Landowners living within a few kilometres of the Australian-run processing facility on Manus' Lombrum Naval base say they welcome the potential increase in asylum seekers.
Prime Ministers Kevin Rudd and Peter O'Neill on Friday announced asylum seekers trying to enter Australia by boat will be sent to PNG and may be settled there if found to be genuine refugees.
Nutt Point village elder Andrew Yanduo said he hoped an increase in asylum seekers would bring with it jobs and development.
"I'm very happy with the government's decision to send asylum seekers here," he said.
"We have the land. The job opportunities are very good. We accept it."
Another man who worked as a guard in the temporary facility, but declined to be named, said he looked forward to widespread employment opportunities a larger centre might bring.

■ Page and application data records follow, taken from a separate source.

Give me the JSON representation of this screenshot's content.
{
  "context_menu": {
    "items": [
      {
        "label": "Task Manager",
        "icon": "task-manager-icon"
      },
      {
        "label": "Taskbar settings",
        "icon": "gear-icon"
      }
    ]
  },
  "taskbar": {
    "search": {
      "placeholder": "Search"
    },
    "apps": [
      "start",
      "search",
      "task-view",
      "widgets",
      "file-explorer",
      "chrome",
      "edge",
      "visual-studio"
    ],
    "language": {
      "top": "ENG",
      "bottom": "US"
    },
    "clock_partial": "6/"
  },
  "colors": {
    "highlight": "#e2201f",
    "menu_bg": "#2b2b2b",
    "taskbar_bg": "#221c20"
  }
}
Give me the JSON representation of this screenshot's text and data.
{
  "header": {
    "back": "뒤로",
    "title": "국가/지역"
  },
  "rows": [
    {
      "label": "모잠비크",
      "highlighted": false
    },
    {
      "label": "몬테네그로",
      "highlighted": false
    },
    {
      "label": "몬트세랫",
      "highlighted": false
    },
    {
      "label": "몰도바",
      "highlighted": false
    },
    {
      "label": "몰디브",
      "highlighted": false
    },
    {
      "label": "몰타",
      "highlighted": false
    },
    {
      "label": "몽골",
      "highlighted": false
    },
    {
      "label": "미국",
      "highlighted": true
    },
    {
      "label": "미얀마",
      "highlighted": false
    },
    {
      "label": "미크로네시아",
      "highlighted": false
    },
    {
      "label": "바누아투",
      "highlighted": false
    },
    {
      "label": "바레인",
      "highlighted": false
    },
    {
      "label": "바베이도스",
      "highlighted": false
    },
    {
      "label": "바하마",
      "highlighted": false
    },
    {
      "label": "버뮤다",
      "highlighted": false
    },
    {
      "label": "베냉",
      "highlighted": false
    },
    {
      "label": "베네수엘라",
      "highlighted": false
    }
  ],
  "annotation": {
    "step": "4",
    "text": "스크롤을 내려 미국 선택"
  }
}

But he says he would have preferred there to have been wider consultation from the government.
"I was surprised about it," he said, adding that the decision felt like the government had "scooped around" landowners.
"Maybe the government, the Papua New Guinea government, will give more funding to the province.
"Especially education, hospitals, roads and boats and bring more tourists."
As part of the deal, the Australian government has agreed to upgrade Manus Island's Lombrum Naval base, airport and roads as well as new health centres and schools.
Neither Mr Rudd nor Mr O'Neill are willing to publicly nominate the number of asylum seekers they expect to be sent to Manus.
However, local MP Ronnie Knight has said 3000 is the figure Mr O'Neill told him less than nine hours before announcing the new arrangement in Brisbane.
Manus is actually a closely knit collection of islands just two degrees from the equator.
Amid constant heavy rains and baking heat the roads in the capital, Lorengau, are in total disrepair.
Sitting on a lush green oval in the centre of town is the central market, where Manusians sell fresh fruit, vegetables, betel nut and smoked fish.
Retailer Joe Ndrassal says he wants to see up to 50,000 asylum seekers resettled on Manus.
"We have heaps of land here in the province, and our population (50,000) is too small," he said.
"Giving hospitality is good."
He says he isn't concerned about a potential culture clash between locals and the newly arrived.
"The number of Muslims coming won't make a difference, I think," he said.
"Most people in PNG are Christians, so they can be socialised. We can influence them. They can convert."